Combine all the ingredients in a small saucepan. Bring mixture to a boil and immediately reduce heat to maintain a simmer. Simmer for 15 minutes. Allow to cool completely.
*You may use this marinade how you prefer. I take 1/2 the mixture and marinate tender beef in it several hours or overnight. Cover and refrigerate the remaining half.
Prepare the grill and make your kabobs. Use your favorite combinations of beef and vegetables. Toss the vegetables in some of the reserved sauce before threading them on the skewers. I often divide my kabobs into beef kabobs and all vegetable kabobs since the cooking times will vary. Brush the beef and vegetables with the remaining sauce toward the end of cooking. There is no wrong way to make kabobs or to enjoy this recipe, except, it is best on beef. We have found it doesn’t work well with chicken.
Roxanne Wyss is one of two individuals that make up The Electrified Cooks. She is the author of 4 cookbooks on the Babycakes treat line of cupcakes and cake pops, and her most recent book is Triple Slow Cooker Entertaining.
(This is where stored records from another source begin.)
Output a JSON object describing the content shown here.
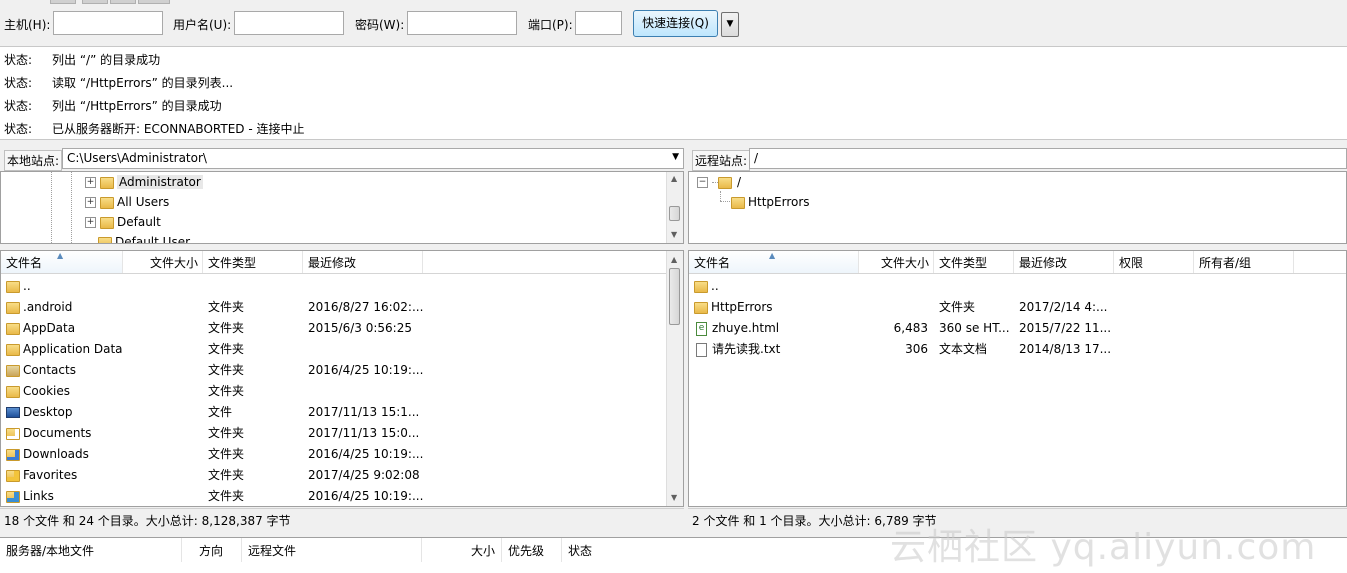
{
  "quickconnect": {
    "host_label": "主机(H):",
    "user_label": "用户名(U):",
    "pass_label": "密码(W):",
    "port_label": "端口(P):",
    "host_value": "",
    "user_value": "",
    "pass_value": "",
    "port_value": "",
    "connect_label": "快速连接(Q)",
    "dropdown_glyph": "▼"
  },
  "log": [
    {
      "label": "状态:",
      "text": "列出 “/” 的目录成功"
    },
    {
      "label": "状态:",
      "text": "读取 “/HttpErrors” 的目录列表..."
    },
    {
      "label": "状态:",
      "text": "列出 “/HttpErrors” 的目录成功"
    },
    {
      "label": "状态:",
      "text": "已从服务器断开: ECONNABORTED - 连接中止"
    }
  ],
  "local": {
    "site_label": "本地站点:",
    "site_path": "C:\\Users\\Administrator\\",
    "tree": [
      {
        "name": "Administrator",
        "expander": "+"
      },
      {
        "name": "All Users",
        "expander": "+"
      },
      {
        "name": "Default",
        "expander": "+"
      },
      {
        "name": "Default User",
        "expander": ""
      }
    ],
    "columns": [
      "文件名",
      "文件大小",
      "文件类型",
      "最近修改"
    ],
    "files": [
      {
        "name": "..",
        "size": "",
        "type": "",
        "modified": "",
        "icon": "folder-icon"
      },
      {
        "name": ".android",
        "size": "",
        "type": "文件夹",
        "modified": "2016/8/27 16:02:...",
        "icon": "folder-icon"
      },
      {
        "name": "AppData",
        "size": "",
        "type": "文件夹",
        "modified": "2015/6/3 0:56:25",
        "icon": "folder-icon"
      },
      {
        "name": "Application Data",
        "size": "",
        "type": "文件夹",
        "modified": "",
        "icon": "folder-icon"
      },
      {
        "name": "Contacts",
        "size": "",
        "type": "文件夹",
        "modified": "2016/4/25 10:19:...",
        "icon": "contacts-folder-icon"
      },
      {
        "name": "Cookies",
        "size": "",
        "type": "文件夹",
        "modified": "",
        "icon": "folder-icon"
      },
      {
        "name": "Desktop",
        "size": "",
        "type": "文件",
        "modified": "2017/11/13 15:1...",
        "icon": "desktop-icon"
      },
      {
        "name": "Documents",
        "size": "",
        "type": "文件夹",
        "modified": "2017/11/13 15:0...",
        "icon": "documents-folder-icon"
      },
      {
        "name": "Downloads",
        "size": "",
        "type": "文件夹",
        "modified": "2016/4/25 10:19:...",
        "icon": "downloads-folder-icon"
      },
      {
        "name": "Favorites",
        "size": "",
        "type": "文件夹",
        "modified": "2017/4/25 9:02:08",
        "icon": "favorites-folder-icon"
      },
      {
        "name": "Links",
        "size": "",
        "type": "文件夹",
        "modified": "2016/4/25 10:19:...",
        "icon": "links-folder-icon"
      }
    ],
    "status": "18 个文件 和 24 个目录。大小总计: 8,128,387 字节"
  },
  "remote": {
    "site_label": "远程站点:",
    "site_path": "/",
    "tree": [
      {
        "name": "/",
        "expander": "−"
      },
      {
        "name": "HttpErrors",
        "expander": ""
      }
    ],
    "columns": [
      "文件名",
      "文件大小",
      "文件类型",
      "最近修改",
      "权限",
      "所有者/组"
    ],
    "files": [
      {
        "name": "..",
        "size": "",
        "type": "",
        "modified": "",
        "icon": "folder-icon"
      },
      {
        "name": "HttpErrors",
        "size": "",
        "type": "文件夹",
        "modified": "2017/2/14 4:...",
        "icon": "folder-icon"
      },
      {
        "name": "zhuye.html",
        "size": "6,483",
        "type": "360 se HT...",
        "modified": "2015/7/22 11...",
        "icon": "html-file-icon"
      },
      {
        "name": "请先读我.txt",
        "size": "306",
        "type": "文本文档",
        "modified": "2014/8/13 17...",
        "icon": "text-file-icon"
      }
    ],
    "status": "2 个文件 和 1 个目录。大小总计: 6,789 字节"
  },
  "queue": {
    "columns": [
      "服务器/本地文件",
      "方向",
      "远程文件",
      "大小",
      "优先级",
      "状态"
    ]
  },
  "watermark": "云栖社区 yq.aliyun.com",
  "colors": {
    "accent": "#3c7fb1",
    "folder": "#e9b949"
  }
}
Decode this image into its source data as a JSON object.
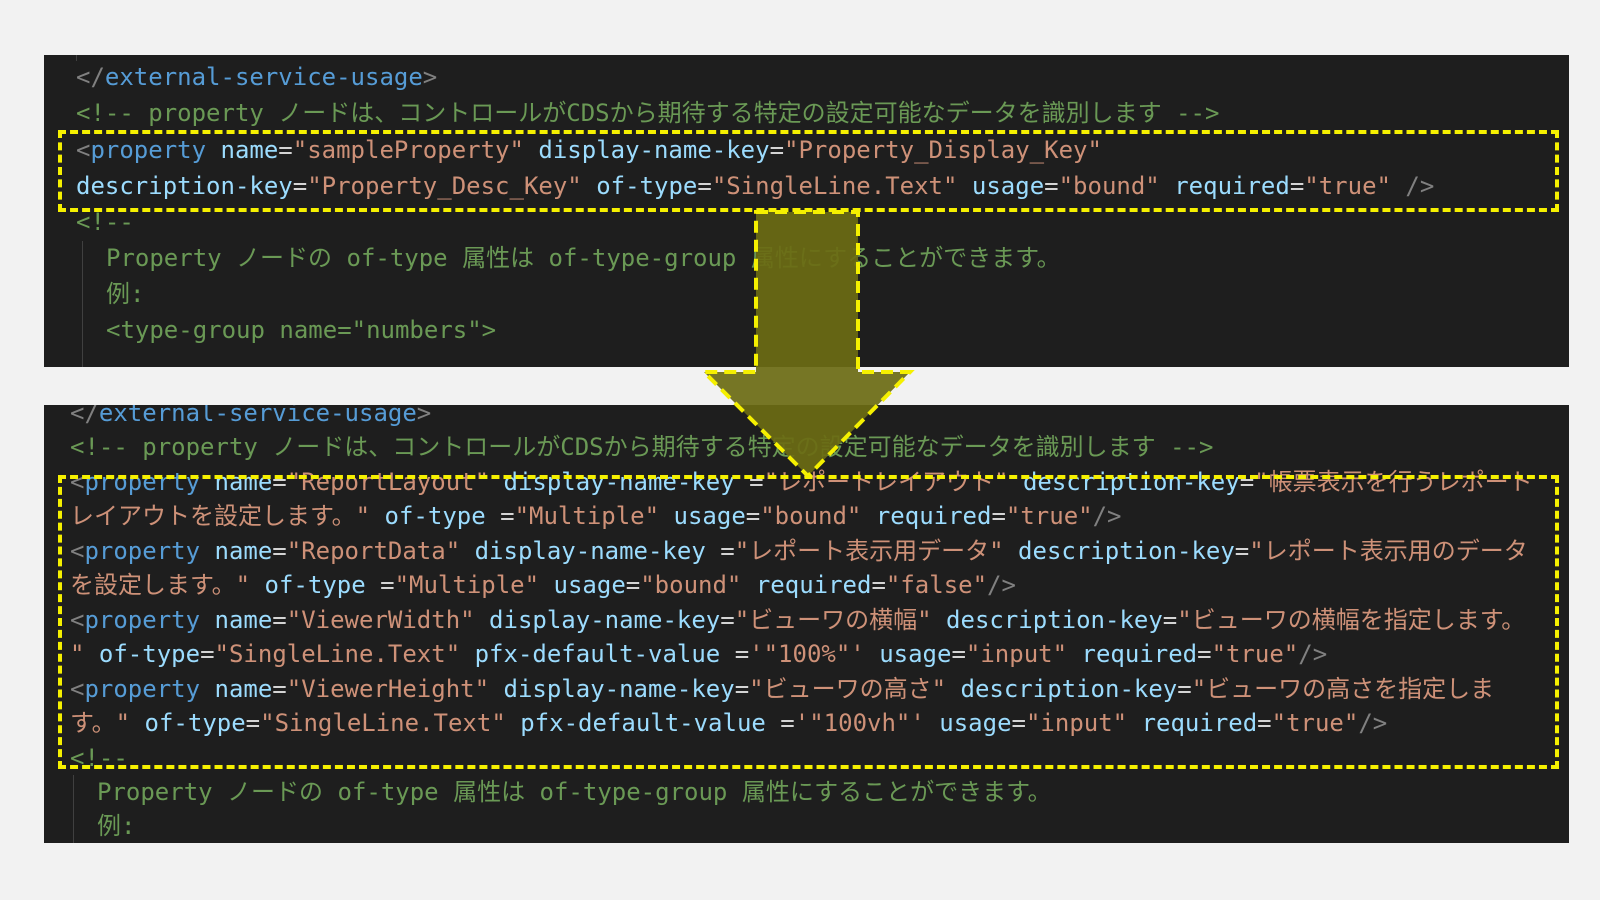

A professional home economist, she develops the recipes for the “Eating for Life” column for The Kansas City Star, and is a member of Les Dames d’Escoffier and the International Association of Culinary Professionals